Facebook, which offers several APIs for various purposes, won a case against Power Ventures, which operated a platform that showed Facebook user-profile data it scraped to give its own users access to their Facebook friend information on Power.com, arguably grabbing users away from the Facebook platform itself.
Twitter has had less luck in its battle against PeopleBrowsr, a Twitter-analytics firm that relies on and pays for the full Twitter firehose of tweet data. Twitter attempted to sever ties with the firm, hoping to push PeopleBrowsr toward one of its data resellers -- intermediary firms that offer a more limited set of Twitter data. These authorized resellers, DataSift, Gnip and Topsy, help companies like Twitter better manage and control how much information other companies can pull from them, and how often. A ruling earlier this month lets PeopleBrowsr maintain its full firehose access.
Twitter snatched its tweet-data feed from Google's Realtime search in 2011. Twitter's efforts to better monetize its so-called data firehose is "why Twitter and Google broke up," said Eric Goldman, an internet and advertising law professor at Santa Clara University School of Law.
Fighting in the data war room
One of the world's largest data collectors, Google itself has attempted to hold on to as much of its data as possible, but hasn't always been successful. It is now required under a Federal Trade Commission settlement to allow competing ad platforms to access data from its ad campaigns for optimization and measurement. "We are seeing consistently antitrust-style challenges against the keepers of good data," said Mr. Goldman.
Media buyer VivaKi and WPP-owned Group M are both knee-deep in constructing technology infrastructure to manage and parse data for cross-platform ad targeting. "It's super-critical for us that we get access to data ... that differentiates us," said Pradeep Ananthapadmanabhan, chief technology officer of ViviaKi, a Publicis-owned digital division. As client brands themselves recognize the value of their own customer data, their agencies are building facilities to refine their client-data crude, raising questions as to who owns the refined data. It's another battleground we can expect these data armies to occupy.
Meanwhile, the consumers -- the laborers in this data-production scenario -- toil with little incentive besides the promise of more relevant advertising and offers. A handful of services has sprouted in the mission to compensate consumers for their data with money or free stuff. Still, it's no wonder a privacy cold war has been waged in recent years between the data-hungry ad industry and consumer advocates hoping to guard personal data privacy and security.

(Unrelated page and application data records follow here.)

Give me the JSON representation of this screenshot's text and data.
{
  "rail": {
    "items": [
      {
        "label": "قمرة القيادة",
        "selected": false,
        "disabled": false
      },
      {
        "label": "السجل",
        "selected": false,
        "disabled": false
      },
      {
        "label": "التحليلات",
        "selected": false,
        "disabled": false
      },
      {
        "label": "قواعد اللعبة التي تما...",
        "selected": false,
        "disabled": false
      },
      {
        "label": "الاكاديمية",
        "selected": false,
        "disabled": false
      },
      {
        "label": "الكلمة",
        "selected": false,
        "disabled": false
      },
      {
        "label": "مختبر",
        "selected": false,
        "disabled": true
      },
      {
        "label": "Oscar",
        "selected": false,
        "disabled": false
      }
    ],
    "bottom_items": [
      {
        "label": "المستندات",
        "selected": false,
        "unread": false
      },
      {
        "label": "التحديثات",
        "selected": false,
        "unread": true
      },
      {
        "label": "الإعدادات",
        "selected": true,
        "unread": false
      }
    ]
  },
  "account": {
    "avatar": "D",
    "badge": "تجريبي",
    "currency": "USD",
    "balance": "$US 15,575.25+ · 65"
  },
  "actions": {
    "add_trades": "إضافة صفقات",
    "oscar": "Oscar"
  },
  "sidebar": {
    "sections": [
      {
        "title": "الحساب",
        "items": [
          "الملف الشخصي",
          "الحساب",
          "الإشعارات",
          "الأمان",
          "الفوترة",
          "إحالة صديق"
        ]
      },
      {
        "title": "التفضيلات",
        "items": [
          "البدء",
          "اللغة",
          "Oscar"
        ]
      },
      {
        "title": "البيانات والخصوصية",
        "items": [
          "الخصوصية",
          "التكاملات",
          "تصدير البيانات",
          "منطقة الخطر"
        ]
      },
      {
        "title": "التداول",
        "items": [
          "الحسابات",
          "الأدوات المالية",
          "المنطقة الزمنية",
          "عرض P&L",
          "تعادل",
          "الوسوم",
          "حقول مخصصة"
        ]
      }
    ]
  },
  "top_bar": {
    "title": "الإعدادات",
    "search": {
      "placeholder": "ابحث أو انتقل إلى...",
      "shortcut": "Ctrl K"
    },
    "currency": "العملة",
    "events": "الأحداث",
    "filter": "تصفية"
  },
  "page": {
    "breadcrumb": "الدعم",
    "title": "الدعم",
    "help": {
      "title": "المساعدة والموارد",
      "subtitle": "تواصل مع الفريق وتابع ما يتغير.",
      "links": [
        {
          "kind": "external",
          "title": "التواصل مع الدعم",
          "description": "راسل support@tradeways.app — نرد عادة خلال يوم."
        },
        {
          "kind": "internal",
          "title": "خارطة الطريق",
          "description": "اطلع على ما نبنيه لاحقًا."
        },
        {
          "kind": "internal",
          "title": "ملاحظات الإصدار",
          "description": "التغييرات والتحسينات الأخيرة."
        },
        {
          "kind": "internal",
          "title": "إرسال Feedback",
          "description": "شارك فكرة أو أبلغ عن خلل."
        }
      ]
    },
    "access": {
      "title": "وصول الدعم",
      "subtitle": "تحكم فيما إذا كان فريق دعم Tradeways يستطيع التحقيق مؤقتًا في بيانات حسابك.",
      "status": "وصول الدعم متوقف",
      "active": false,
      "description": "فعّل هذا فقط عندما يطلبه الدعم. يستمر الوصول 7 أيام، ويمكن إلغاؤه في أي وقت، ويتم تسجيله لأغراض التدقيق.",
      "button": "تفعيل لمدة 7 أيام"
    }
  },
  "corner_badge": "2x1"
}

Now it looks like the chilly diplomacy could turn radioactive. The Interactive Advertising Bureau earlier this month sent a letter to its members opposing the recent decision by Firefox browser maker Mozilla to block third-party cookies by default, arguing that the move would harm the ad-supported internet, which is reliant on third-party cookies for consumer-behavioral-data collection, ad targeting and site and advertising measurement and analytics.